Where Does the Money Go? (And three Other Common Bail Bond Questions)
Those who have never before experienced the type of contact with law enforcement that ended with being arrested often have little knowledge of the bail bond system and how it works. This can lead to confusion later when they or someone they love is arrested and placed in jail to await arraignment.
If you have little or no experience with bail bonds, the following information can help answer some of the most common questions asked about this type of surety bond arrangement.
What is bail?
Bail money is defined as funds used by an accused person to guarantee that they will appear in court as directed. If the person does not meet the terms of the agreement on which their bail money was accepted, their bail money is forfeited.
Where does bail money go?
If the bail money is a cash payment made directly to the court by the arrested party or a private party on their behalf, the money is held in an account overseen by the court until the conditions of the bail agreement are met. Once that occurs, the court releases the money back to the person who posted the bail, according to their policies and laws.
If the bail money was posted by a bail bond agent who agreed to post the bond in return for an agreed upon non-refundable fee, the bail bond agent receives the refund of the bail money when the arrested party meets all conditions of their bail.
What happens to the bail money if a court date is missed?
Individuals who are free on bail are required to meet all terms of their bail bond agreement. If they fail to appear (FTA), the court can immediately revoke their bond and issue a bench warrant for their arrest. When this happens, the court can refuse to accept further bail agreements for the defendant or insist upon a much higher bond amount than the original one posted.
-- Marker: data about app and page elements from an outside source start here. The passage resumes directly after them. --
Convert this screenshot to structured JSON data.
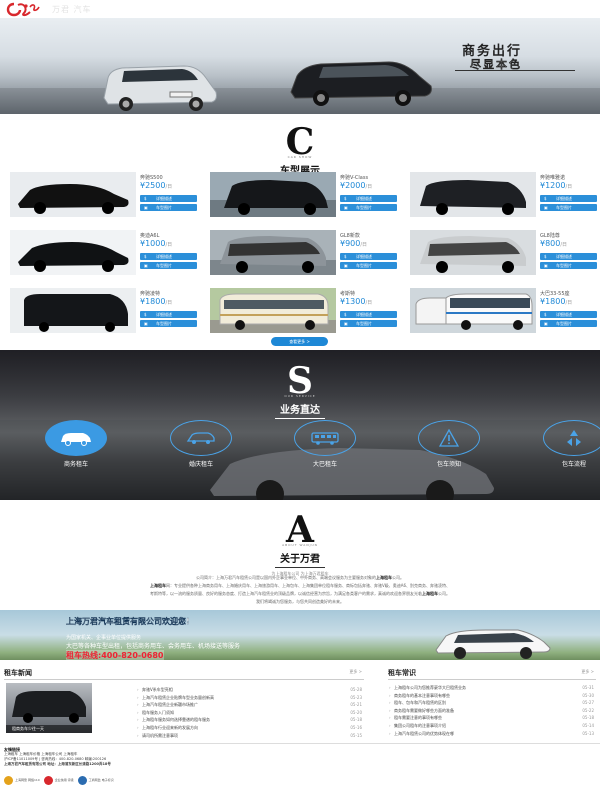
{
  "header": {
    "logo_text": "万君 汽车",
    "brand_name": "万君租车"
  },
  "hero": {
    "slogan_line1": "商务出行",
    "slogan_line2": "尽显本色",
    "plate": "沪A·88888"
  },
  "cars_section": {
    "letter": "C",
    "en": "CAR SHOW",
    "title": "车型展示",
    "more": "查看更多 >"
  },
  "cars": [
    {
      "name": "奔驰S500",
      "price": "¥2500",
      "unit": "/日",
      "btn1": "详细描述",
      "btn2": "车型图片"
    },
    {
      "name": "奔驰V-Class",
      "price": "¥2000",
      "unit": "/日",
      "btn1": "详细描述",
      "btn2": "车型图片"
    },
    {
      "name": "奔驰唯雅诺",
      "price": "¥1200",
      "unit": "/日",
      "btn1": "详细描述",
      "btn2": "车型图片"
    },
    {
      "name": "奥迪A6L",
      "price": "¥1000",
      "unit": "/日",
      "btn1": "详细描述",
      "btn2": "车型图片"
    },
    {
      "name": "GL8新款",
      "price": "¥900",
      "unit": "/日",
      "btn1": "详细描述",
      "btn2": "车型图片"
    },
    {
      "name": "GL8陆尊",
      "price": "¥800",
      "unit": "/日",
      "btn1": "详细描述",
      "btn2": "车型图片"
    },
    {
      "name": "奔驰凌特",
      "price": "¥1800",
      "unit": "/日",
      "btn1": "详细描述",
      "btn2": "车型图片"
    },
    {
      "name": "考斯特",
      "price": "¥1300",
      "unit": "/日",
      "btn1": "详细描述",
      "btn2": "车型图片"
    },
    {
      "name": "大巴33-55座",
      "price": "¥1800",
      "unit": "/日",
      "btn1": "详细描述",
      "btn2": "车型图片"
    }
  ],
  "services_section": {
    "letter": "S",
    "en": "OUR SERVICE",
    "title": "业务直达"
  },
  "services": [
    {
      "label": "商务租车",
      "icon": "car-icon"
    },
    {
      "label": "婚庆租车",
      "icon": "wedding-car-icon"
    },
    {
      "label": "大巴租车",
      "icon": "bus-icon"
    },
    {
      "label": "包车须知",
      "icon": "warning-icon"
    },
    {
      "label": "包车流程",
      "icon": "recycle-icon"
    }
  ],
  "about_section": {
    "letter": "A",
    "en": "ABOUT WANJUN",
    "title": "关于万君",
    "subtitle": "为上海租车公司 为上海万君租车"
  },
  "about": {
    "p1": "公司简介：上海万君汽车租赁公司是以国内外企事业单位、中外商务、高端会议服务为主要服务对象的",
    "p1_bold": "上海租车",
    "p1_end": "公司。",
    "p2_bold": "上海租车",
    "p2": "网：专业提供各种上海商务用车、上海婚庆用车、上海旅游用车、上海包车、上海集团单位租车服务、商标包括奔驰、奔驰V级、奥迪A6、别克商务、奔驰凌特、",
    "p3": "考斯特等，以一流的服务质量、良好的服务态度、打造上海汽车租赁业的顶级品牌，以诚信经营为宗旨，为满足各类客户的需求，真诚的欢迎各界朋友光临",
    "p3_bold": "上海租车",
    "p3_end": "公司。",
    "p4": "我们将竭诚为您服务，与您共同创造美好的未来。"
  },
  "banner": {
    "title": "上海万君汽车租赁有限公司欢迎您!",
    "sub": "为国家机关、企事业单位提供服务",
    "line": "大巴等各种车型出租，包括商务用车、会务用车、机场接送等服务",
    "hotline": "租车热线:400-820-0680"
  },
  "news": {
    "title": "租车新闻",
    "more": "更多 >",
    "pic_caption": "租商务车少往一天",
    "items": [
      {
        "text": "奔驰V系车型亮相",
        "date": "05-28"
      },
      {
        "text": "上海汽车租赁企业贴牌车型业务量创新高",
        "date": "05-23"
      },
      {
        "text": "上海汽车租赁企业新疆市场推广",
        "date": "05-21"
      },
      {
        "text": "租车服务入门须知",
        "date": "05-20"
      },
      {
        "text": "上海租车服务如何选择靠谱的租车服务",
        "date": "05-18"
      },
      {
        "text": "上海租车行业迎来新的发展方向",
        "date": "05-16"
      },
      {
        "text": "请司机所需注意事项",
        "date": "05-15"
      }
    ]
  },
  "knowledge": {
    "title": "租车常识",
    "more": "更多 >",
    "items": [
      {
        "text": "上海租车公司为您推荐豪华大巴租赁业务",
        "date": "05-31"
      },
      {
        "text": "商务租车的基本注意事项有哪些",
        "date": "05-30"
      },
      {
        "text": "租车、包车和汽车租赁的区别",
        "date": "05-27"
      },
      {
        "text": "商务租车需要做好哪些方面的准备",
        "date": "05-22"
      },
      {
        "text": "租车需要注意的事项有哪些",
        "date": "05-18"
      },
      {
        "text": "集团公司租车的注意事项介绍",
        "date": "05-14"
      },
      {
        "text": "上海汽车租赁公司的优势体现在哪",
        "date": "05-13"
      }
    ]
  },
  "footer": {
    "title": "友情链接",
    "line1": "上海租车  上海租车价格  上海租车公司  上海租车",
    "line2": "沪ICP备11011009号  |  咨询热线：400-820-0680  邮编:200126",
    "line3": "上海万君汽车租赁有限公司  地址：上海浦东新区长清路1200弄18号",
    "badge1": "上海网警 网络110",
    "badge2": "企业信用 评级",
    "badge3": "工商网监 电子标识"
  }
}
When a bail bond agent has issued the bail money to the court, they can actively track and apprehend the fugitive. If located and apprehended within a certain time frame, the bail bond agent may be able to recoup the bail money they paid on behalf of the fugitive.
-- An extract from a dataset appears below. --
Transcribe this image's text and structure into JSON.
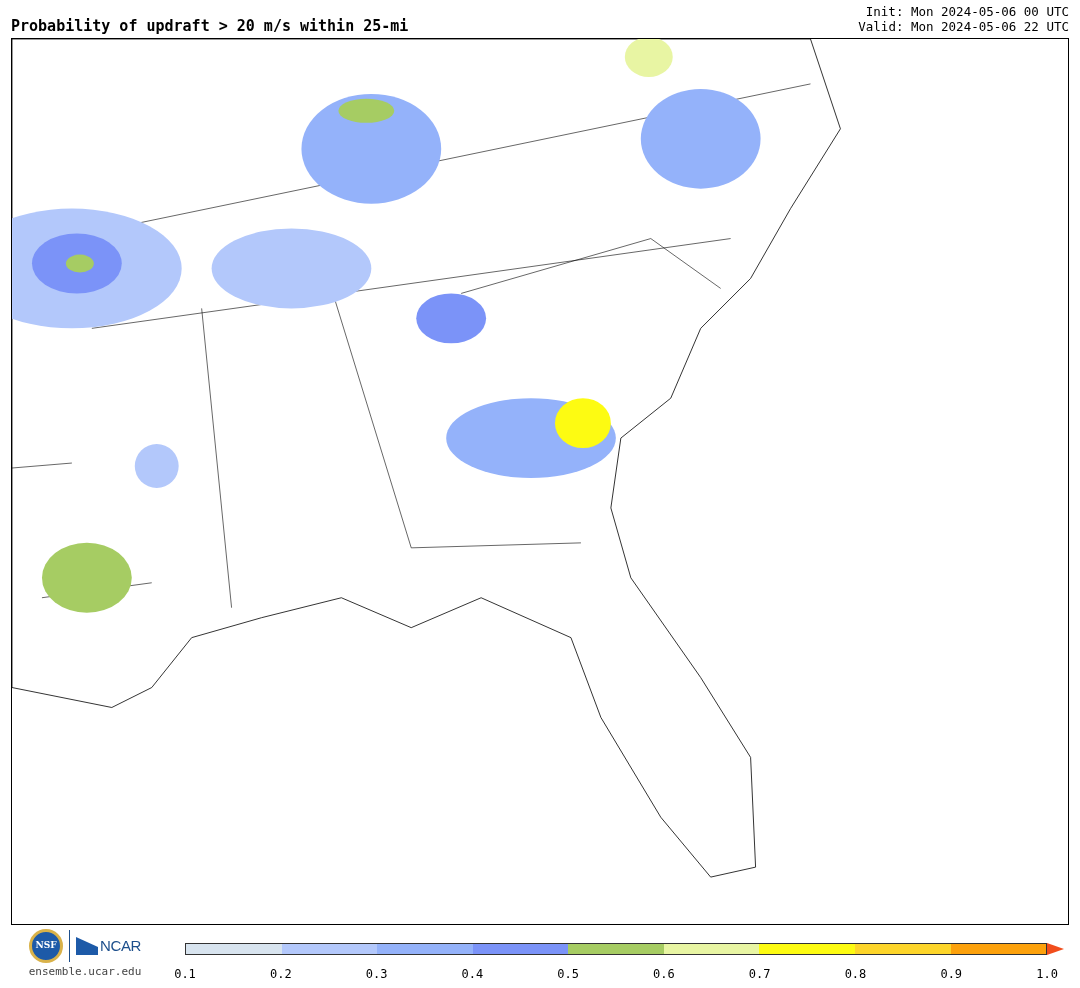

The ability to use a bail bond agent for the purpose of paying bail can be very beneficial to those who are unable or unwilling to use their own money to post bail after an arrest. A reputable bail bond agent will be happy to explain how the bail bond process works and answer any questions you may have.